The performance was driven by improved investment banking results, with trading income up 40 percent overall from a year ago on stronger returns from the bond trading division in particular.
The stronger performance in Barclays' investment bank signals an early endorsement of Chief Executive Jes Staley's restructuring plan, and is likely to quieten calls for Barclays to divest the business entirely and focus on simpler activities.
Staley has committed to growing the investment banking business because he believes it offers 'counter-cyclical' earnings potential compared with corporate and retail banking, a strategy supported by this quarter's strong trading results amid global economic uncertainty.
The corporate and investment bank's trading division posted income of 1.4 billion pounds for the quarter, up from 1 billion in the same period a year ago.
Morgan Stanley and Goldman Sachs both saw profits for the third quarter rise by more than 50 percent, largely from the surge in bond trading as investors fret over monetary policy around the world.
Barclays also benefited from earning the majority of its investment banking revenues in the United States, since the dollar has appreciated in value against the British pound in the aftermath of Britain's vote to leave the European Union.
Barclays' common equity tier one ratio was unchanged at 11.6 percent, a source of concern for investors and analysts who point to stronger capital positions among the lender's peers.
But Barclays said it was on track to close its non-core unit in 2017, which has acted as a drag on its capital position as the bank sells unwanted assets. It said costs were under control and on target.
The results were also marred by a 42 percent spike in credit impairment charges, which the bank attributed to a change in the way it models credit card risk in the U.S. and Britain.
Barclays also booked a fresh 600 million pound charge for mis-selling payment protection insurance (PPI).

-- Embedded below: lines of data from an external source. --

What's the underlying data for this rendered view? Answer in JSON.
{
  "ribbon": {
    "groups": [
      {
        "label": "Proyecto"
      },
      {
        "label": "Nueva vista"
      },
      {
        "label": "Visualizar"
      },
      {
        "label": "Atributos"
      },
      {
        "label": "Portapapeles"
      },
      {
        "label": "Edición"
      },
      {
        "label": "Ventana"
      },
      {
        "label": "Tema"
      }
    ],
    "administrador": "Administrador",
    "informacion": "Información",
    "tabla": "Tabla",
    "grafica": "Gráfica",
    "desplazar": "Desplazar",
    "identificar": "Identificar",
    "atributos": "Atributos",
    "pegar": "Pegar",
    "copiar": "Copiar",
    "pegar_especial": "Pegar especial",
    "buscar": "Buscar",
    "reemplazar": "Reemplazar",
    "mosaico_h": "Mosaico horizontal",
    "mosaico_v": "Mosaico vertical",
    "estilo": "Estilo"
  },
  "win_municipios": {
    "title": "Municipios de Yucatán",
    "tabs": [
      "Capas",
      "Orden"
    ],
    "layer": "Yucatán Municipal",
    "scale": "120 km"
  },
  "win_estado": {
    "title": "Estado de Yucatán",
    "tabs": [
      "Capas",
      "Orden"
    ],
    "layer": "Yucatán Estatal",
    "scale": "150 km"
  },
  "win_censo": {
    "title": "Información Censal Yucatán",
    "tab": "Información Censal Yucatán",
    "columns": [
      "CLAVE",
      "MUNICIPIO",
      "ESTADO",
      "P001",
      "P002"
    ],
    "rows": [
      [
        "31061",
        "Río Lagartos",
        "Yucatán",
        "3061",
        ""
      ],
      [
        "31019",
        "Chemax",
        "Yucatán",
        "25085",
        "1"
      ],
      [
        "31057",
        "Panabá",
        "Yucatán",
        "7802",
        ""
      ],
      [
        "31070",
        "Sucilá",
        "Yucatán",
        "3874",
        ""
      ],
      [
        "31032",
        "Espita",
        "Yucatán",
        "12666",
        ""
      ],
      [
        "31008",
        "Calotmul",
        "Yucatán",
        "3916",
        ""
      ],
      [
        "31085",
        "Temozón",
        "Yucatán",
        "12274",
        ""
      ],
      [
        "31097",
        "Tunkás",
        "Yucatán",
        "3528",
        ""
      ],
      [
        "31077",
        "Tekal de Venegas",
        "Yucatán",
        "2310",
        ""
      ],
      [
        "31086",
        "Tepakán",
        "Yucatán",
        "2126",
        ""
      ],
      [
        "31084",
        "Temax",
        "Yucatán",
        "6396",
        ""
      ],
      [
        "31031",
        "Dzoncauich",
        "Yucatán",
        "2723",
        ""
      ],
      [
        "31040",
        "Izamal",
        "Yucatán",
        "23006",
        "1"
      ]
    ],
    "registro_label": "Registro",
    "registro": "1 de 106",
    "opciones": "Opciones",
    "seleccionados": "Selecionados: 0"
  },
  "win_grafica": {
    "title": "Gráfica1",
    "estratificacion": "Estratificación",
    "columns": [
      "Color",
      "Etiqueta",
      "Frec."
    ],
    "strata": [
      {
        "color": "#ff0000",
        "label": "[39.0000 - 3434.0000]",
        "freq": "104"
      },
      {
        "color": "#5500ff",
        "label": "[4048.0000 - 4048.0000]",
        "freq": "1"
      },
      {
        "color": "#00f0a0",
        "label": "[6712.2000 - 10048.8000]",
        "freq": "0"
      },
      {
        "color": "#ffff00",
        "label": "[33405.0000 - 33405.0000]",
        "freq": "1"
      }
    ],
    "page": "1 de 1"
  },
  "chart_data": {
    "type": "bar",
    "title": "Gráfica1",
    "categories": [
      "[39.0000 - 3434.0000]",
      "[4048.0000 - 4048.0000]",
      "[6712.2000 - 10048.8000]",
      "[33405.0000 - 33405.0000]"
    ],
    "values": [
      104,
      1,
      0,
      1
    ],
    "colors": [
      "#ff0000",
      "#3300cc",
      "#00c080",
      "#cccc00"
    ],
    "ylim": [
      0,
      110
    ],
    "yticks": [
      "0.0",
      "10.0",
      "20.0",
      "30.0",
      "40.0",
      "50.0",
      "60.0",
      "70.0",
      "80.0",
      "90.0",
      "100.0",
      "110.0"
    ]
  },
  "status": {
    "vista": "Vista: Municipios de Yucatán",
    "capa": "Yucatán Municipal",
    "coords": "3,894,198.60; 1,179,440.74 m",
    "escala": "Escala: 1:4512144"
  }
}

Analysts expect this could be the bank's last charge for PPI, after the Financial Conduct Authority pushed back a deadline for claims by a year to mid-2019. The scandal has collectively cost major British lenders more than 30 billion pounds to cover victims' claims.